[Erosion in early school-age children]

Schweiz Monatsschr Zahnmed. 2004;114(9):876-81.
[Article in German]


The aim of the present study was to determine the prevalence, the severity and the distribution of erosive lesions in children, living in a rural region in Switzerland. A total of 42 children, aged between five and nine years, were examined. The following parameters were assessed: erosion on the facial, occlusal and oral tooth sites; flow rate and buffering capacity of resting saliva; oral hygiene and nutrition. The occurrence of erosive lesions was as follows: All children had one or more erosive lesions degree 1 (erosion within enamel) on occlusal surfaces and 20 (47.6%) of them showed at least one lesion of degree 2 (dentinal erosion). Already six (14.3%) of the examined children had one or more erosive lesions on occlusal surfaces of permanent teeth.
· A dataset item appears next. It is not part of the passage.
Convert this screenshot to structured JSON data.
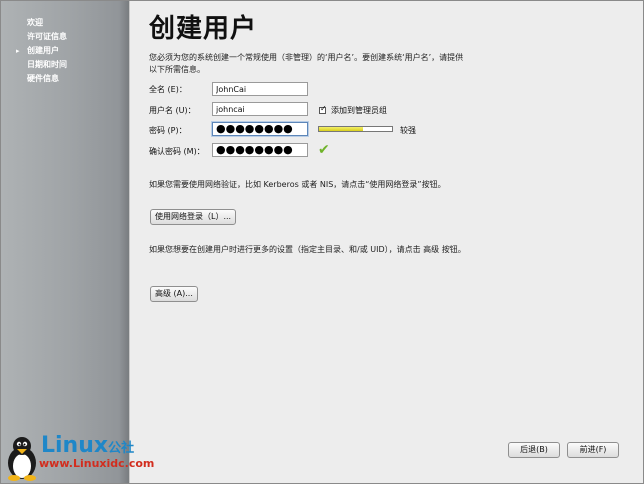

Facial and oral erosions were scarce and only deciduous teeth were involved: Facial erosive lesions were examined in four (9.5%) (degree 1) and two (4.8%) (degree 2) of the children and oral lesions in three (7.1%) (degree 1) and one (2.4%) of them (degree 2). No statistically significantly impact of the following parameters on the occurence, distribution and degree of erosive lesions was found: age, gender, flow rate of resting saliva, buffering capacity, orale hygiene and nutrition. The results show clearly that erosive lesions can be detected already on deciduous teeth and the young permanent dentition is also involved. Early detection of the lesions is important. Preventive measures have to be initiated to stop or at least to diminish the erosive process.

MeSH terms

  • Child
  • Child Nutritional Physiological Phenomena
  • Child, Preschool
  • Dentition, Permanent
  • Female
  • Humans
  • Hydrogen-Ion Concentration
  • Male
  • Oral Hygiene
  • Prevalence
  • Regression Analysis
  • Rural Population
  • Saliva / chemistry
  • Saliva / metabolism
  • Switzerland / epidemiology
  • Tooth Erosion / epidemiology*
  • Tooth Erosion / pathology
  • Tooth, Deciduous